At times, this self-awareness is refreshing, and it usually leads to a bit of fun at the expense of Abercrombie’s characters. When Stranger Comes Knocking, a giant warrior fighting with the North, at one point reveals his frame, it is described as a “great expanse of body, sinew-knotted like an ancient tree … almost more scar than skin. He was ripped, pocked, gouged with wounds, enough to make a score of champions proud.” It’s hard to imagine Abercrombie describing any of his characters without grinning. And in this way the novel occasionally takes on the gallows humor that one might expect from a group of soldiers. When a group of young recruits join the Union cavalry, one trooper asks why there are no horses, to which the corporal responds:
That’s an excellent question and a keen grasp of tactics. Due to an administrative error, our horses are currently with the Fifth, attached to Mitterick’s division, which, as a regiment of infantry, is not in a position to make best use of them. I’m told they’ll be catching up with us any day, though they’ve been telling me that a while. For the time being we are a regiment of… horseless horse.
I can’t help wondering if this isn’t the reality of army life.
There is little room in Abercrombie’s world for fantasy’s traditional hero: naturally talented, humbly courageous, with a somber sense of responsibility. Surprisingly, this world does not glorify its sadistic warriors. It celebrates grit, particularly the grit of men and women that make the best of bad situations.
Much of The Heroes is self-aware of fantasy’s conventions and can be enjoyed as a pastiche. However, it is first and foremost a novel about (mostly) men fighting with swords in the rain and mud. The majority of the novel’s structure is present to introduce readers to the soldiers and armies of the Union and the North before maneuvering everyone into position around a single hill — the Heroes. A bell doesn’t ring, but eventually the battle starts and fans are treated to an MMORPG raid of epic proportions.
Others wondering whether or not The Heroes is for them would do well to ask themselves whether they are like Calder, one of Abercrombie’s northern generals.
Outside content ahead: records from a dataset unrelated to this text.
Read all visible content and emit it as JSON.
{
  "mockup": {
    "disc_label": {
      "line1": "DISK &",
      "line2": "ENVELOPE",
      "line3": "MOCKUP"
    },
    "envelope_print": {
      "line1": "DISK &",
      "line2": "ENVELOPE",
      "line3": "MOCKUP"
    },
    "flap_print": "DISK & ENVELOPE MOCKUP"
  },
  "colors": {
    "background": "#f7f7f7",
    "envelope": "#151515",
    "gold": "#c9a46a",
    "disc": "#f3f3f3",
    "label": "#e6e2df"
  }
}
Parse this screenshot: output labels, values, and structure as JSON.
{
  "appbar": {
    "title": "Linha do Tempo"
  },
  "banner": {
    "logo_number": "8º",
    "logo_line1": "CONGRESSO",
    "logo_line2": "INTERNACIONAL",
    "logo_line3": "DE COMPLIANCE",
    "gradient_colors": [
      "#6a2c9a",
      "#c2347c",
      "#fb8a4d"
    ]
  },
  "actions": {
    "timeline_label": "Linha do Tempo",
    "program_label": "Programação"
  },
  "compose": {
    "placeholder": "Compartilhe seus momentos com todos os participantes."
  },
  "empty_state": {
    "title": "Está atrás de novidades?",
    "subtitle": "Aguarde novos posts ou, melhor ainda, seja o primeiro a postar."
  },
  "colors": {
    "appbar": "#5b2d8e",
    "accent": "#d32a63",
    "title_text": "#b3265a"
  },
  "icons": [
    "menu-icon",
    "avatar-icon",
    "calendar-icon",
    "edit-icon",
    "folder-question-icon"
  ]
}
At one point, Calder reflects that he feels “a little fear and a lot of contempt at the level of manliness on display.” Readers that expect more than a stiff-upper lip from their heroes should probably read something else. For readers that revel in gritty swordplay, The Heroes is a must read.